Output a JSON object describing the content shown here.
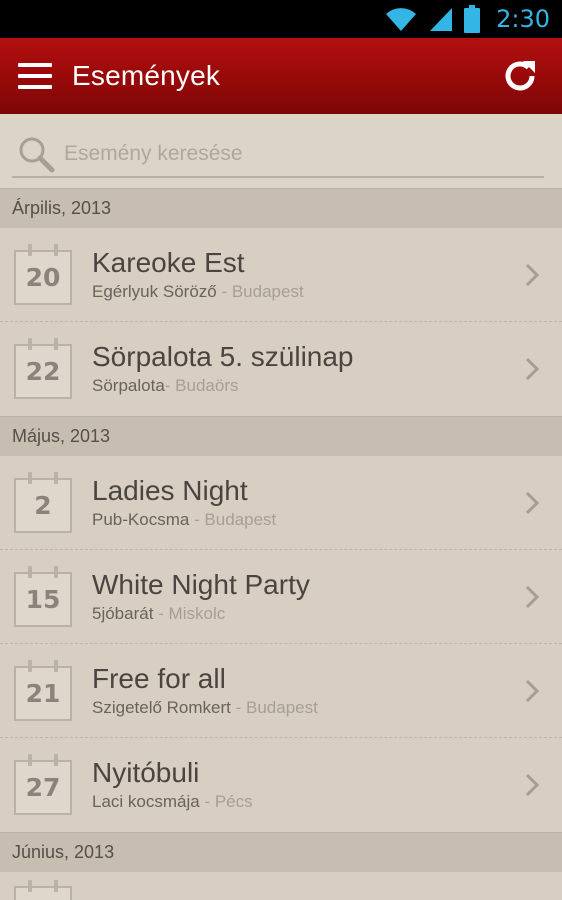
{
  "status": {
    "time": "2:30"
  },
  "appbar": {
    "title": "Események"
  },
  "search": {
    "placeholder": "Esemény keresése"
  },
  "sections": [
    {
      "label": "Árpilis, 2013",
      "events": [
        {
          "day": "20",
          "title": "Kareoke Est",
          "venue": "Egérlyuk Söröző",
          "city": " - Budapest"
        },
        {
          "day": "22",
          "title": "Sörpalota 5. szülinap",
          "venue": "Sörpalota",
          "city": "- Budaörs"
        }
      ]
    },
    {
      "label": "Május, 2013",
      "events": [
        {
          "day": "2",
          "title": "Ladies Night",
          "venue": "Pub-Kocsma",
          "city": " - Budapest"
        },
        {
          "day": "15",
          "title": "White Night Party",
          "venue": "5jóbarát",
          "city": " - Miskolc"
        },
        {
          "day": "21",
          "title": "Free for all",
          "venue": "Szigetelő Romkert",
          "city": " - Budapest"
        },
        {
          "day": "27",
          "title": "Nyitóbuli",
          "venue": "Laci kocsmája",
          "city": " - Pécs"
        }
      ]
    },
    {
      "label": "Június, 2013",
      "events": []
    }
  ],
  "icons": {
    "wifi": "wifi-icon",
    "signal": "signal-icon",
    "battery": "battery-icon",
    "menu": "menu-icon",
    "refresh": "refresh-icon",
    "search": "search-icon",
    "chevron": "chevron-right-icon"
  },
  "colors": {
    "appbar": "#9c0a0a",
    "status_accent": "#33b5e5",
    "background": "#d6cbbf"
  }
}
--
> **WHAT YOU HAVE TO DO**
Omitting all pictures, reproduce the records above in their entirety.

> **ANSWER**
Output a JSON object describing the content shown here.
{
  "status": {
    "time": "2:30"
  },
  "appbar": {
    "title": "Események"
  },
  "search": {
    "placeholder": "Esemény keresése"
  },
  "sections": [
    {
      "label": "Árpilis, 2013",
      "events": [
        {
          "day": "20",
          "title": "Kareoke Est",
          "venue": "Egérlyuk Söröző",
          "city": " - Budapest"
        },
        {
          "day": "22",
          "title": "Sörpalota 5. szülinap",
          "venue": "Sörpalota",
          "city": "- Budaörs"
        }
      ]
    },
    {
      "label": "Május, 2013",
      "events": [
        {
          "day": "2",
          "title": "Ladies Night",
          "venue": "Pub-Kocsma",
          "city": " - Budapest"
        },
        {
          "day": "15",
          "title": "White Night Party",
          "venue": "5jóbarát",
          "city": " - Miskolc"
        },
        {
          "day": "21",
          "title": "Free for all",
          "venue": "Szigetelő Romkert",
          "city": " - Budapest"
        },
        {
          "day": "27",
          "title": "Nyitóbuli",
          "venue": "Laci kocsmája",
          "city": " - Pécs"
        }
      ]
    },
    {
      "label": "Június, 2013",
      "events": []
    }
  ],
  "icons": {
    "wifi": "wifi-icon",
    "signal": "signal-icon",
    "battery": "battery-icon",
    "menu": "menu-icon",
    "refresh": "refresh-icon",
    "search": "search-icon",
    "chevron": "chevron-right-icon"
  },
  "colors": {
    "appbar": "#9c0a0a",
    "status_accent": "#33b5e5",
    "background": "#d6cbbf"
  }
}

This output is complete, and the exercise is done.